Problem details:
Write out the data below in full, unchanged, minus the images.

═══ Material for this exercise ═══

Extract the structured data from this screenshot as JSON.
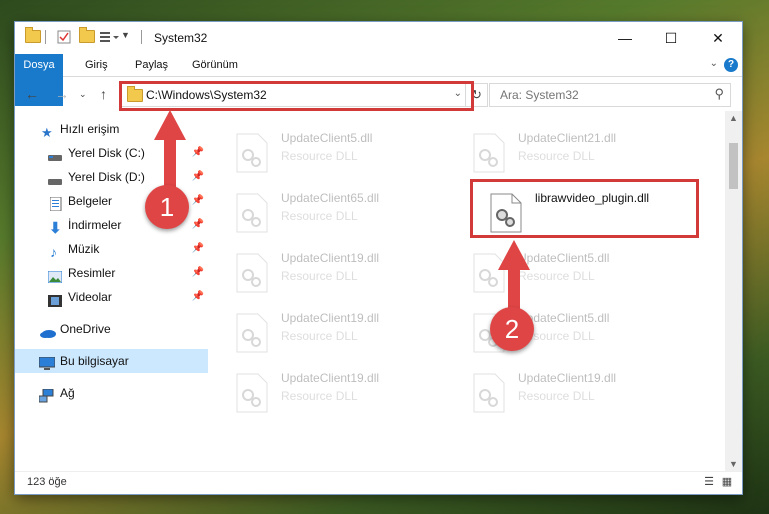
{
  "window": {
    "title": "System32"
  },
  "controls": {
    "minimize": "—",
    "maximize": "☐",
    "close": "✕"
  },
  "ribbon": {
    "tabs": [
      "Dosya",
      "Giriş",
      "Paylaş",
      "Görünüm"
    ]
  },
  "address": {
    "path": "C:\\Windows\\System32"
  },
  "search": {
    "placeholder": "Ara: System32"
  },
  "sidebar": {
    "items": [
      {
        "label": "Hızlı erişim",
        "icon": "star-icon"
      },
      {
        "label": "Yerel Disk (C:)",
        "icon": "drive-icon"
      },
      {
        "label": "Yerel Disk (D:)",
        "icon": "drive-icon"
      },
      {
        "label": "Belgeler",
        "icon": "document-icon"
      },
      {
        "label": "İndirmeler",
        "icon": "download-icon"
      },
      {
        "label": "Müzik",
        "icon": "music-icon"
      },
      {
        "label": "Resimler",
        "icon": "picture-icon"
      },
      {
        "label": "Videolar",
        "icon": "video-icon"
      },
      {
        "label": "OneDrive",
        "icon": "cloud-icon"
      },
      {
        "label": "Bu bilgisayar",
        "icon": "computer-icon"
      },
      {
        "label": "Ağ",
        "icon": "network-icon"
      }
    ]
  },
  "files": [
    {
      "name": "UpdateClient5.dll",
      "type": "Resource DLL"
    },
    {
      "name": "UpdateClient21.dll",
      "type": "Resource DLL"
    },
    {
      "name": "UpdateClient65.dll",
      "type": "Resource DLL"
    },
    {
      "name": "librawvideo_plugin.dll",
      "type": ""
    },
    {
      "name": "UpdateClient19.dll",
      "type": "Resource DLL"
    },
    {
      "name": "UpdateClient5.dll",
      "type": "Resource DLL"
    },
    {
      "name": "UpdateClient19.dll",
      "type": "Resource DLL"
    },
    {
      "name": "UpdateClient5.dll",
      "type": "Resource DLL"
    },
    {
      "name": "UpdateClient19.dll",
      "type": "Resource DLL"
    },
    {
      "name": "UpdateClient19.dll",
      "type": "Resource DLL"
    }
  ],
  "status": {
    "count": "123 öğe"
  },
  "annotations": {
    "step1": "1",
    "step2": "2",
    "color": "#d23a3a"
  }
}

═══

Answer to this exercise:
Extract the structured data from this screenshot as JSON.
{
  "window": {
    "title": "System32"
  },
  "controls": {
    "minimize": "—",
    "maximize": "☐",
    "close": "✕"
  },
  "ribbon": {
    "tabs": [
      "Dosya",
      "Giriş",
      "Paylaş",
      "Görünüm"
    ]
  },
  "address": {
    "path": "C:\\Windows\\System32"
  },
  "search": {
    "placeholder": "Ara: System32"
  },
  "sidebar": {
    "items": [
      {
        "label": "Hızlı erişim",
        "icon": "star-icon"
      },
      {
        "label": "Yerel Disk (C:)",
        "icon": "drive-icon"
      },
      {
        "label": "Yerel Disk (D:)",
        "icon": "drive-icon"
      },
      {
        "label": "Belgeler",
        "icon": "document-icon"
      },
      {
        "label": "İndirmeler",
        "icon": "download-icon"
      },
      {
        "label": "Müzik",
        "icon": "music-icon"
      },
      {
        "label": "Resimler",
        "icon": "picture-icon"
      },
      {
        "label": "Videolar",
        "icon": "video-icon"
      },
      {
        "label": "OneDrive",
        "icon": "cloud-icon"
      },
      {
        "label": "Bu bilgisayar",
        "icon": "computer-icon"
      },
      {
        "label": "Ağ",
        "icon": "network-icon"
      }
    ]
  },
  "files": [
    {
      "name": "UpdateClient5.dll",
      "type": "Resource DLL"
    },
    {
      "name": "UpdateClient21.dll",
      "type": "Resource DLL"
    },
    {
      "name": "UpdateClient65.dll",
      "type": "Resource DLL"
    },
    {
      "name": "librawvideo_plugin.dll",
      "type": ""
    },
    {
      "name": "UpdateClient19.dll",
      "type": "Resource DLL"
    },
    {
      "name": "UpdateClient5.dll",
      "type": "Resource DLL"
    },
    {
      "name": "UpdateClient19.dll",
      "type": "Resource DLL"
    },
    {
      "name": "UpdateClient5.dll",
      "type": "Resource DLL"
    },
    {
      "name": "UpdateClient19.dll",
      "type": "Resource DLL"
    },
    {
      "name": "UpdateClient19.dll",
      "type": "Resource DLL"
    }
  ],
  "status": {
    "count": "123 öğe"
  },
  "annotations": {
    "step1": "1",
    "step2": "2",
    "color": "#d23a3a"
  }
}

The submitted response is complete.